To our knowledge it is still limited to Nairobi, but will soon be laid out to other parts of the country. Also, CCK had licensed another signal distributor, in addition to Signet, whose DVB-T2 infrastructure is also being rolled out throughout the country.

How soon should we expect to see enhanced content on GOtv above and beyond what is already offered?

As soon as additional networks are commissioned and available.

If one discontinues to pay for the GOtv service (Sh585 per month after the first three months) will they still be able to access FTA channels like NTV, Citizen, KBC, etc using your box?

It is important to appreciate that GOtv is a pay TV service. In terms thereof it offers paid for channels as well as FTA channels as an additional service to subscribers – and currently these channels are 21 at a cost of Sh585 per month. In order to encourage take up of this new service, we are heavily subsidizing decoders. As these are pay TV decoders required for the reception of pay TV services, it is imperative that we are able to recoup the investments we are making both in terms of the content, encryption, network services, subscriber management and customer hardware (decoder and antenna). This imperative would not be realized if such a pay TV decoder allowed free to air channels to be viewed without any subscription paid.

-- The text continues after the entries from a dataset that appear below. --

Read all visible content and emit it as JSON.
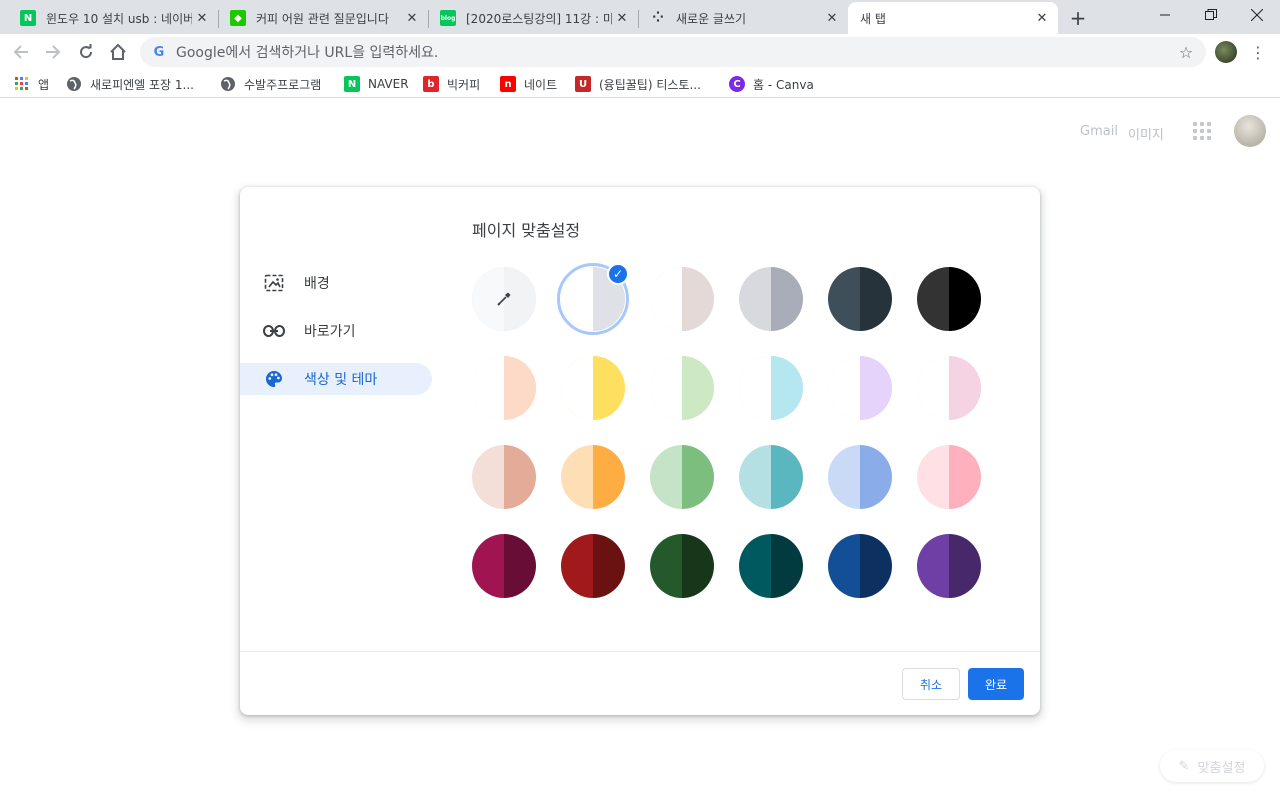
{
  "tabs": [
    {
      "title": "윈도우 10 설치 usb : 네이버",
      "favicon": "naver-icon",
      "favicon_letter": "N",
      "favicon_color": "#03c75a"
    },
    {
      "title": "커피 어원 관련 질문입니다",
      "favicon": "kin-icon",
      "favicon_letter": "◆",
      "favicon_color": "#1ec800"
    },
    {
      "title": "[2020로스팅강의] 11강 : 미",
      "favicon": "blog-icon",
      "favicon_letter": "blog",
      "favicon_color": "#03c75a"
    },
    {
      "title": "새로운 글쓰기",
      "favicon": "tistory-icon",
      "favicon_letter": "⁘",
      "favicon_color": "#ffffff"
    },
    {
      "title": "새 탭",
      "active": true
    }
  ],
  "toolbar": {
    "omnibox_placeholder": "Google에서 검색하거나 URL을 입력하세요.",
    "g_letter": "G"
  },
  "bookmarks": [
    {
      "label": "앱",
      "icon": "apps-icon"
    },
    {
      "label": "새로피엔엘 포장 1...",
      "icon": "globe-icon"
    },
    {
      "label": "수발주프로그램",
      "icon": "globe-icon"
    },
    {
      "label": "NAVER",
      "icon": "naver-icon",
      "letter": "N",
      "color": "#03c75a"
    },
    {
      "label": "빅커피",
      "icon": "bigcoffee-icon",
      "letter": "b",
      "color": "#e0242b"
    },
    {
      "label": "네이트",
      "icon": "nate-icon",
      "letter": "n",
      "color": "#ff0000"
    },
    {
      "label": "(융팁꿀팁) 티스토...",
      "icon": "tistory-u-icon",
      "letter": "U",
      "color": "#c62828"
    },
    {
      "label": "홈 - Canva",
      "icon": "canva-icon",
      "letter": "C",
      "color": "#7d2ae8"
    }
  ],
  "ntp": {
    "gmail": "Gmail",
    "images": "이미지"
  },
  "dialog": {
    "title": "페이지 맞춤설정",
    "menu": [
      {
        "label": "배경",
        "icon": "background-image-icon"
      },
      {
        "label": "바로가기",
        "icon": "link-icon"
      },
      {
        "label": "색상 및 테마",
        "icon": "palette-icon",
        "selected": true
      }
    ],
    "cancel": "취소",
    "done": "완료",
    "check": "✓",
    "swatches": [
      [
        [
          "#f1f3f4",
          "#f1f3f4",
          "picker"
        ],
        [
          "#ffffff",
          "#dee1e6",
          "selected"
        ],
        [
          "#ffffff",
          "#e3dad8"
        ],
        [
          "#d8d9df",
          "#a9adb9"
        ],
        [
          "#3e4f5a",
          "#27333a"
        ],
        [
          "#333333",
          "#000000"
        ]
      ],
      [
        [
          "#ffffff",
          "#fddac7"
        ],
        [
          "#ffffff",
          "#fedf60"
        ],
        [
          "#ffffff",
          "#cde9c4"
        ],
        [
          "#ffffff",
          "#b4e7f0"
        ],
        [
          "#ffffff",
          "#e6d3fb"
        ],
        [
          "#ffffff",
          "#f6d3e2"
        ]
      ],
      [
        [
          "#f3ded8",
          "#e4ab99"
        ],
        [
          "#fedeb4",
          "#fdad41"
        ],
        [
          "#c5e4c7",
          "#7cbe7e"
        ],
        [
          "#b4dfe3",
          "#5bb7bf"
        ],
        [
          "#c8daf5",
          "#8aadea"
        ],
        [
          "#fee0e5",
          "#feb0bd"
        ]
      ],
      [
        [
          "#a11452",
          "#680d35"
        ],
        [
          "#a11a1b",
          "#6a1111"
        ],
        [
          "#245a2b",
          "#17371b"
        ],
        [
          "#015960",
          "#013b3f"
        ],
        [
          "#134f96",
          "#0c3160"
        ],
        [
          "#6f3fa5",
          "#47286a"
        ]
      ]
    ]
  },
  "customize": {
    "label": "맞춤설정"
  }
}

Do you see a standard platform being agreed upon for set top boxes in the country or do you expect rival platforms to compete each with their own set top box?

Both Government and the CCK have already decided on a DVB-T2 standard for Kenya. The CCK, like many other regulators in other jurisdictions, is concerned about dumping of old technology in Kenya – which is why it already has strict decoder conformance requirements which go with its “type approval” requirements for all STB’s. This already sets minimum standards and is in line with international best practice. It is important that one does not confuse functionality with a standard – a free to air decoder does not require a conditional access system or encryption, as this functionality is wasted on such. However, a pay TV service requires an encryption and a conditional access system. Essentially, it is important that authorities should avoid mandating high level technological standards. Specifications should not add features which go beyond the primary function of, for instance the free-to-air DTT STB - which is the conversion of a digital signal so that it can be viewed on an analogue television set. The CCK and government have recognized this distinction and are acting accordingly.

What about radio and internet? What are their potential under the DVB-T2 technology? Do we expect to see digital radio through GOtv at some point in the future?

DVB-T2 as a technology is miles ahead in catering for radio and internet. As an advanced digital standard, these are both technically possible. However, we do not really see the market/commercial potential for internet via decoders for a variety of reasons – one, you have a huge market penetration of mobile telephony devices that support internet, why would anyone want to get their internet fixed at home on a largely social device – a TV/decoder; two, internet on the TV or decoder may pose challenges for families in terms of which or who would take precedence, i.e. whether it is TV or internet or parents or children surfing the internet, etcetera; third, there are numerous platforms that provide both radio and internet, but not that many that provide a truly multi-channel TV experience. Services such as GOtv, at least initially and when the availability of frequencies is at a premium, should really focus on providing quality television channels previously unavailable on the terrestrial platform. As a result, there are currently no audio channels on GOtv.

Anything else you can add?

It is important to appreciate the role that services like GOtv play in assisting the digitization efforts of both the regulator and government. Suchservices provide new content not available on FTA, incentivising consumers to purchase set top boxes and migrate to DTT. This creates consumer awareness of DTT, spurs consumer appetite for DTT services, and stimulates consumer take up of DTT services. The take up of DTT services, whether FTA or pay TV, will help the country to attain critical mass of DTT users necessary for analogue switch off and the release of the digital dividend.